*App and web page records*
"""
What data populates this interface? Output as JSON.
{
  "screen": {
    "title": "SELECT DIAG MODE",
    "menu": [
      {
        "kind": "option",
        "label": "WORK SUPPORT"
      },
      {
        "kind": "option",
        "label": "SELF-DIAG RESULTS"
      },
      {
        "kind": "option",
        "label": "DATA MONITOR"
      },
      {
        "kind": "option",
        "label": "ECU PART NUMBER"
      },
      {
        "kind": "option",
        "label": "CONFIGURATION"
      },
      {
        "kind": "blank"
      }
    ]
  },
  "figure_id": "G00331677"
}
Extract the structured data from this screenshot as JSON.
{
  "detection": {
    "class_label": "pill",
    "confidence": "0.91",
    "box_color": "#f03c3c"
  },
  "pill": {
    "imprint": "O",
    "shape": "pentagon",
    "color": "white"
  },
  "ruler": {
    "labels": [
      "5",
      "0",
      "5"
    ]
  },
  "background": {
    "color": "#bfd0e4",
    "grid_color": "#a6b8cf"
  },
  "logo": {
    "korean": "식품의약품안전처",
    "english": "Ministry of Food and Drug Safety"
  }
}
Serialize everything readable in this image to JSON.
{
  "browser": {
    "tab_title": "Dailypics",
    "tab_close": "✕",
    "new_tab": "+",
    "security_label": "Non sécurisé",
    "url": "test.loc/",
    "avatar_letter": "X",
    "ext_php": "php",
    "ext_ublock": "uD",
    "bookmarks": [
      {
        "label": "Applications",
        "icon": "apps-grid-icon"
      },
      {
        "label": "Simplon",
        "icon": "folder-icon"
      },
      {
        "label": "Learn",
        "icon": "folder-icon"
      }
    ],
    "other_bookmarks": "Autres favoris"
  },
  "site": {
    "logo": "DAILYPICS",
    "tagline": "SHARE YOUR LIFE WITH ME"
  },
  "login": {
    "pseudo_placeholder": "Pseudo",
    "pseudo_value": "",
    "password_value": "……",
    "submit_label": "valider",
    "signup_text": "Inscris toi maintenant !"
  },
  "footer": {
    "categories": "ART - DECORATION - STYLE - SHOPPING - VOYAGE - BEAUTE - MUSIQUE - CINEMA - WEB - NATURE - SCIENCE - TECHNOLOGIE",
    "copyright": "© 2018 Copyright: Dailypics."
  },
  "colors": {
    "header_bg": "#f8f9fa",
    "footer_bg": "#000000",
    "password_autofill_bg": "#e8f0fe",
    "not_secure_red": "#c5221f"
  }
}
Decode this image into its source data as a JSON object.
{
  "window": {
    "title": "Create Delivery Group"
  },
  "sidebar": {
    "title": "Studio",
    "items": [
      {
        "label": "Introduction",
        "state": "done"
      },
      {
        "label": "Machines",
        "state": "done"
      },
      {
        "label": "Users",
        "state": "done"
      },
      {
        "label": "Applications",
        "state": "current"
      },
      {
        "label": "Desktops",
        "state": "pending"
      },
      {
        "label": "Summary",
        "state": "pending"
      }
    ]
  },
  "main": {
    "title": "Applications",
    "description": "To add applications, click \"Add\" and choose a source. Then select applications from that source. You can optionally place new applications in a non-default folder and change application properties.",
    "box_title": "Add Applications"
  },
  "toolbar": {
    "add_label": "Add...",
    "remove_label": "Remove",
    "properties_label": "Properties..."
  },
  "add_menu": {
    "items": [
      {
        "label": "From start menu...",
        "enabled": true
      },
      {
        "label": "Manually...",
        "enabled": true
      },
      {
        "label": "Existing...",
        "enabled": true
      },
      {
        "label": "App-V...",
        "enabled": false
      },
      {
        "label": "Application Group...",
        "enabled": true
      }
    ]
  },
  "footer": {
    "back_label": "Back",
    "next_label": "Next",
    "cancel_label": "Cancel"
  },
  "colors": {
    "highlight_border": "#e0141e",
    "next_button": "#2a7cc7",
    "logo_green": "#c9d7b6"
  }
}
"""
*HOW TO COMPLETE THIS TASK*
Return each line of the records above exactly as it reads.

*TASK ANSWER*
What data populates this interface? Output as JSON.
{
  "screen": {
    "title": "SELECT DIAG MODE",
    "menu": [
      {
        "kind": "option",
        "label": "WORK SUPPORT"
      },
      {
        "kind": "option",
        "label": "SELF-DIAG RESULTS"
      },
      {
        "kind": "option",
        "label": "DATA MONITOR"
      },
      {
        "kind": "option",
        "label": "ECU PART NUMBER"
      },
      {
        "kind": "option",
        "label": "CONFIGURATION"
      },
      {
        "kind": "blank"
      }
    ]
  },
  "figure_id": "G00331677"
}
Extract the structured data from this screenshot as JSON.
{
  "detection": {
    "class_label": "pill",
    "confidence": "0.91",
    "box_color": "#f03c3c"
  },
  "pill": {
    "imprint": "O",
    "shape": "pentagon",
    "color": "white"
  },
  "ruler": {
    "labels": [
      "5",
      "0",
      "5"
    ]
  },
  "background": {
    "color": "#bfd0e4",
    "grid_color": "#a6b8cf"
  },
  "logo": {
    "korean": "식품의약품안전처",
    "english": "Ministry of Food and Drug Safety"
  }
}
Serialize everything readable in this image to JSON.
{
  "browser": {
    "tab_title": "Dailypics",
    "tab_close": "✕",
    "new_tab": "+",
    "security_label": "Non sécurisé",
    "url": "test.loc/",
    "avatar_letter": "X",
    "ext_php": "php",
    "ext_ublock": "uD",
    "bookmarks": [
      {
        "label": "Applications",
        "icon": "apps-grid-icon"
      },
      {
        "label": "Simplon",
        "icon": "folder-icon"
      },
      {
        "label": "Learn",
        "icon": "folder-icon"
      }
    ],
    "other_bookmarks": "Autres favoris"
  },
  "site": {
    "logo": "DAILYPICS",
    "tagline": "SHARE YOUR LIFE WITH ME"
  },
  "login": {
    "pseudo_placeholder": "Pseudo",
    "pseudo_value": "",
    "password_value": "……",
    "submit_label": "valider",
    "signup_text": "Inscris toi maintenant !"
  },
  "footer": {
    "categories": "ART - DECORATION - STYLE - SHOPPING - VOYAGE - BEAUTE - MUSIQUE - CINEMA - WEB - NATURE - SCIENCE - TECHNOLOGIE",
    "copyright": "© 2018 Copyright: Dailypics."
  },
  "colors": {
    "header_bg": "#f8f9fa",
    "footer_bg": "#000000",
    "password_autofill_bg": "#e8f0fe",
    "not_secure_red": "#c5221f"
  }
}
Decode this image into its source data as a JSON object.
{
  "window": {
    "title": "Create Delivery Group"
  },
  "sidebar": {
    "title": "Studio",
    "items": [
      {
        "label": "Introduction",
        "state": "done"
      },
      {
        "label": "Machines",
        "state": "done"
      },
      {
        "label": "Users",
        "state": "done"
      },
      {
        "label": "Applications",
        "state": "current"
      },
      {
        "label": "Desktops",
        "state": "pending"
      },
      {
        "label": "Summary",
        "state": "pending"
      }
    ]
  },
  "main": {
    "title": "Applications",
    "description": "To add applications, click \"Add\" and choose a source. Then select applications from that source. You can optionally place new applications in a non-default folder and change application properties.",
    "box_title": "Add Applications"
  },
  "toolbar": {
    "add_label": "Add...",
    "remove_label": "Remove",
    "properties_label": "Properties..."
  },
  "add_menu": {
    "items": [
      {
        "label": "From start menu...",
        "enabled": true
      },
      {
        "label": "Manually...",
        "enabled": true
      },
      {
        "label": "Existing...",
        "enabled": true
      },
      {
        "label": "App-V...",
        "enabled": false
      },
      {
        "label": "Application Group...",
        "enabled": true
      }
    ]
  },
  "footer": {
    "back_label": "Back",
    "next_label": "Next",
    "cancel_label": "Cancel"
  },
  "colors": {
    "highlight_border": "#e0141e",
    "next_button": "#2a7cc7",
    "logo_green": "#c9d7b6"
  }
}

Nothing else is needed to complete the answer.